Gongol.com Archives: April 2021
From the available evidence, this is the right decision on a cost/benefit basis. We're in a race against time with this virus. For that matter, though, any new regulatory decisions need to move at warp speed (to borrow a phrase). Among of the biggest questions facing the world right now: How much of the world's population needs to be vaccinated to bring this to a halt, how fast can we get there, and what are the odds of success? There are so many variables -- and yet, we know we're nowhere near having enough of the planet vaccinated, and we know that the virus presents a terrible and known risk. That means we would have to see pretty terrible and highly likely side effects to justify any delays in getting shots into arms. ■ We do face a danger from those who seek to profit from stoking overreaction to anything bad that comes with vaccination. A single story about a bad reaction can occupy a much bigger space in an audience member's head than all of the overwhelming statistics about success. You don't read about the millions of safe flights that take place; you read about the tiny number of crashes. ■ In a media environment where the economic pressures are perhaps at their worst ever, what we get isn't "comfort the afflicted and afflict the comfortable" -- it's "afflict everybody, 'cause fear porn gets clicks". The problem is that with many people glued to the constant low-quality stimulus of social media, we're often too indiscriminate about what stupid ideas we let in the door. This is already having tangible consequences in our fight against Covid-19; we're already running out of people willing to be vaccinated, and while things like this are always multivariate, there isn't a shred of doubt that vaccine hesitancy is being fueled by claims that just don't reflect reality or scientific evidence. ■ If someone on Twitter is a perpetual source of agitation and propaganda, mute them. Wait for others to highlight their nonsense in a quote-tweet and force yourself to read it only after a conscious choice to enter the right frame of mind. The same principle applies to Facebook: You can remain "friends" without subjecting yourself to someone's worst impulses: Just hit the "snooze" button, and in a month, see if they've proven themselves worthy of your time again. Time is fleeting, and not every connection is of equal value. Social media tools do a great job of connecting us, but it's up to everyone to be mindful of whether the right connections are being made. Not every connection is good.

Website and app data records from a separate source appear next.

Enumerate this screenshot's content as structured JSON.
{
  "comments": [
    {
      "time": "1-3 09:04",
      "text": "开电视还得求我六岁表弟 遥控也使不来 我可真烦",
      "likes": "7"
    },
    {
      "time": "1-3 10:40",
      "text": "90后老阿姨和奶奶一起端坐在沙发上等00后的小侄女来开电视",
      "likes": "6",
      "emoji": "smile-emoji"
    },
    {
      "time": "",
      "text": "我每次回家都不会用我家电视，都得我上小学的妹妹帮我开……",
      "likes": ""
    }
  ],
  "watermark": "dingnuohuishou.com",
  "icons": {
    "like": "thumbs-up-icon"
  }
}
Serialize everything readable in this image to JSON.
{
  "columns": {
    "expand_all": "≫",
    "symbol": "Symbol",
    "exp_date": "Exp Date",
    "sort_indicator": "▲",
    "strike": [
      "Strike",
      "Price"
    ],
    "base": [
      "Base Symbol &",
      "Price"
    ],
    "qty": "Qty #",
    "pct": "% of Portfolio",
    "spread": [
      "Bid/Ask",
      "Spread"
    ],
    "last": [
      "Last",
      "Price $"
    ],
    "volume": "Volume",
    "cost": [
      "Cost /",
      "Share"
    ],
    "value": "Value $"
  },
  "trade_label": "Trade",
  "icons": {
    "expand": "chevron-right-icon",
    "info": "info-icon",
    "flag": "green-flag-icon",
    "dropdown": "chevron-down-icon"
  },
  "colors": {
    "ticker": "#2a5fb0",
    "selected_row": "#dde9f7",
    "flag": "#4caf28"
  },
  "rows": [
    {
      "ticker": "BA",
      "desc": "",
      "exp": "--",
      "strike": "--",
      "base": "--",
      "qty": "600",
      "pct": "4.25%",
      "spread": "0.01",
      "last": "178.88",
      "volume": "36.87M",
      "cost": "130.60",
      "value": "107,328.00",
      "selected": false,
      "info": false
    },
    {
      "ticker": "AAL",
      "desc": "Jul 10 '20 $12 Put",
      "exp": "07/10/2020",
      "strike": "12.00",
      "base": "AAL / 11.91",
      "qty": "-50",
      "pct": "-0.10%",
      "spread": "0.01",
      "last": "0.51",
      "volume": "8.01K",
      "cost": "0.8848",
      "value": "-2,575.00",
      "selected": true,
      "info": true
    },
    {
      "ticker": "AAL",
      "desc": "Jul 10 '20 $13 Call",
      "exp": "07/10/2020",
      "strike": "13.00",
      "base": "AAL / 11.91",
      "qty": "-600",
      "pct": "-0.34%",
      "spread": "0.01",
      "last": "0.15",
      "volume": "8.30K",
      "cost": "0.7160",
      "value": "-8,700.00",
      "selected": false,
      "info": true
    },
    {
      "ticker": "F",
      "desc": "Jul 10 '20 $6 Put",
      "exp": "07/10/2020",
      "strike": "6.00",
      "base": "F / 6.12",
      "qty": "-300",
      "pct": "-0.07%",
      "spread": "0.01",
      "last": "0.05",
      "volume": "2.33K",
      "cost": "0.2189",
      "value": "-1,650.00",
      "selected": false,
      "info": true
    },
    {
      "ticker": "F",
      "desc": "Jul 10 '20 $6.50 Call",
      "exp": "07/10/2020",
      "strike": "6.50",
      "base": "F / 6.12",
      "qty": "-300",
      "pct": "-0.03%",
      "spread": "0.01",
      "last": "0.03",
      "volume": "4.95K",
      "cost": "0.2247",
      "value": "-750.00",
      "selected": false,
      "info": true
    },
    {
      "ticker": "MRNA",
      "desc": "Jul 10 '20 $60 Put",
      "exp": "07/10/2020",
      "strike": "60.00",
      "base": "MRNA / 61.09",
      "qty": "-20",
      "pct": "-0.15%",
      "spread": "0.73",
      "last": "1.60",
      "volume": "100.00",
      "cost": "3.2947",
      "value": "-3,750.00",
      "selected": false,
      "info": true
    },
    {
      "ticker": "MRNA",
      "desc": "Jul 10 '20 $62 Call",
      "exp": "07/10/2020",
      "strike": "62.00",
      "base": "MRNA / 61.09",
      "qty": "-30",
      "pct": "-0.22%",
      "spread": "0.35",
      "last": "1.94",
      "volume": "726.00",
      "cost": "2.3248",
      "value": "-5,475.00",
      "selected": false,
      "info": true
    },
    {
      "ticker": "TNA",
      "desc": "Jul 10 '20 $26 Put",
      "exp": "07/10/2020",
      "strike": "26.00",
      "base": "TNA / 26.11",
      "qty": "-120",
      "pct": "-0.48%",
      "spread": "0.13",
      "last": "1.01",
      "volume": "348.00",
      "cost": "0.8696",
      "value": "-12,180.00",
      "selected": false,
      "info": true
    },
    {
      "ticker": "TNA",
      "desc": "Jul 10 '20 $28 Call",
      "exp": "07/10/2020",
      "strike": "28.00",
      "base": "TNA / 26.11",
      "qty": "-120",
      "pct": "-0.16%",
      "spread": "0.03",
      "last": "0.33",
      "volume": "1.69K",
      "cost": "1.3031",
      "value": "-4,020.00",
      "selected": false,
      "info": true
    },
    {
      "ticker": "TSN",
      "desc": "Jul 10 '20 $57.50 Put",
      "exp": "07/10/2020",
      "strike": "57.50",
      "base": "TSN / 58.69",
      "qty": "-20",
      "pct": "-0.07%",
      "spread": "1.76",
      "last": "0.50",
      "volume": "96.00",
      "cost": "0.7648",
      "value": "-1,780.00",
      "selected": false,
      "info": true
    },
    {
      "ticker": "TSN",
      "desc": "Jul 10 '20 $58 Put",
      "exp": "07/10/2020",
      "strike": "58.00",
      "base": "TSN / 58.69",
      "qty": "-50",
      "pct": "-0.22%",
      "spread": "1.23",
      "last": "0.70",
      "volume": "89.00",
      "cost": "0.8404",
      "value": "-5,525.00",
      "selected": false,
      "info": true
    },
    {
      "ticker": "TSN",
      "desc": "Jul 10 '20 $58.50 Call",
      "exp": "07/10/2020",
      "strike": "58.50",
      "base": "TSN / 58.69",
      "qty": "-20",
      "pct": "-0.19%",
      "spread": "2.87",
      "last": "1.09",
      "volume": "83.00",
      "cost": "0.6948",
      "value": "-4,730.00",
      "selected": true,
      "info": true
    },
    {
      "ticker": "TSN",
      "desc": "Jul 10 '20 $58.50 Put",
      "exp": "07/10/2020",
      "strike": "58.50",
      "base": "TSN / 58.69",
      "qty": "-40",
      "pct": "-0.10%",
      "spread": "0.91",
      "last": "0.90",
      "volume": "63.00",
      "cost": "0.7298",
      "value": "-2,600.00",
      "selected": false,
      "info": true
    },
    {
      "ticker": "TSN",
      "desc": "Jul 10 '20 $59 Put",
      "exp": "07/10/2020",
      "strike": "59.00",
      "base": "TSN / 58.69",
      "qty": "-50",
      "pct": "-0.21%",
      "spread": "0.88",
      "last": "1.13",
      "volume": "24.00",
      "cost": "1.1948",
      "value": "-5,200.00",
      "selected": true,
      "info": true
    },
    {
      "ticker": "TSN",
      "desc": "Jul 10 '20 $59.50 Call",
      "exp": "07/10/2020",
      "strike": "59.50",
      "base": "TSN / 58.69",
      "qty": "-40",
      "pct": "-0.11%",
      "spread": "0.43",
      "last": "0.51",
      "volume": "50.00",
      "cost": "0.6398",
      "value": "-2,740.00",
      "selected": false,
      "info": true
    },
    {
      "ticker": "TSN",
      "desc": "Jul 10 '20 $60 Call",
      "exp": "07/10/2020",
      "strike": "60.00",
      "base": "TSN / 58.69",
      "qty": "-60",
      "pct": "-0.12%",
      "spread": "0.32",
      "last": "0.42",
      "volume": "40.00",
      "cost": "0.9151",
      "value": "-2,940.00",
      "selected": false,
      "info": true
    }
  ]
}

Most of us would probably benefit from an occasional crawl across our screens (all of them -- TVs, tablets, phones) that just loops the words "Memento mori". There's absolutely no question that some things we watch can make us better and wiser. Some programs provide valuable entertainment and relief. And then there's a giant industry devoted to burning up the precious few hours people spend on this Earth, vaporizing them like the breath of ants. ■ If this country spent half as many person-hours reading books (non-fiction books, and not those idiotic ghostwritten fluff tomes "written" by talking heads) as watching cable news channels, it feels like we would have cured cancer already and have a colony on Mars. ■ Thorsten Veblen coined the term "conspicuous consumption" to describe things people would buy in order to show off their ability to spend. The world is a vastly more economically-productive one than what Veblen inhabited a century ago. Even modest consumption today would look extraordinary by comparison with the 1950s, and unfathomable compared with the 1800s. But for each of us, the supply of time is finite. ■ Some recreation will always have its place, but we need more "conscientious consumption" of time -- and especially when it comes to media. People ask, for instance, whether it makes sense to keep a reading list -- and whether some people use those to be conspicuous among their peers. The answer to the latter is "Of course some do". But done properly, a reading list is really just a basic manifestation of metacognition. Keeping a reading list is how you think about the reading without being immersed in the reading. It's a good practice, and it would be a good practice for those movies or television shows we watch as well. ■ Being aware of the consumption process doesn't have to be burdensome or overly time-consuming, but you are merely dollars and cents to media companies. They want your time and attention. It is a naked drive to capture a share of the 42 hours of television, 30 hours of apps, and almost 8 hours of web surfing that the average American adult spends each week -- and to convert those hours into dollars. Unfortunately for each of us, our hours eventually run out. Without a little conscious attention to how they are spent, we risk unconsciously exhausting our own supply in service of someone else's profit.
They get a bad rap, but maybe some aesthetic improvements will turn out to be just what strip malls need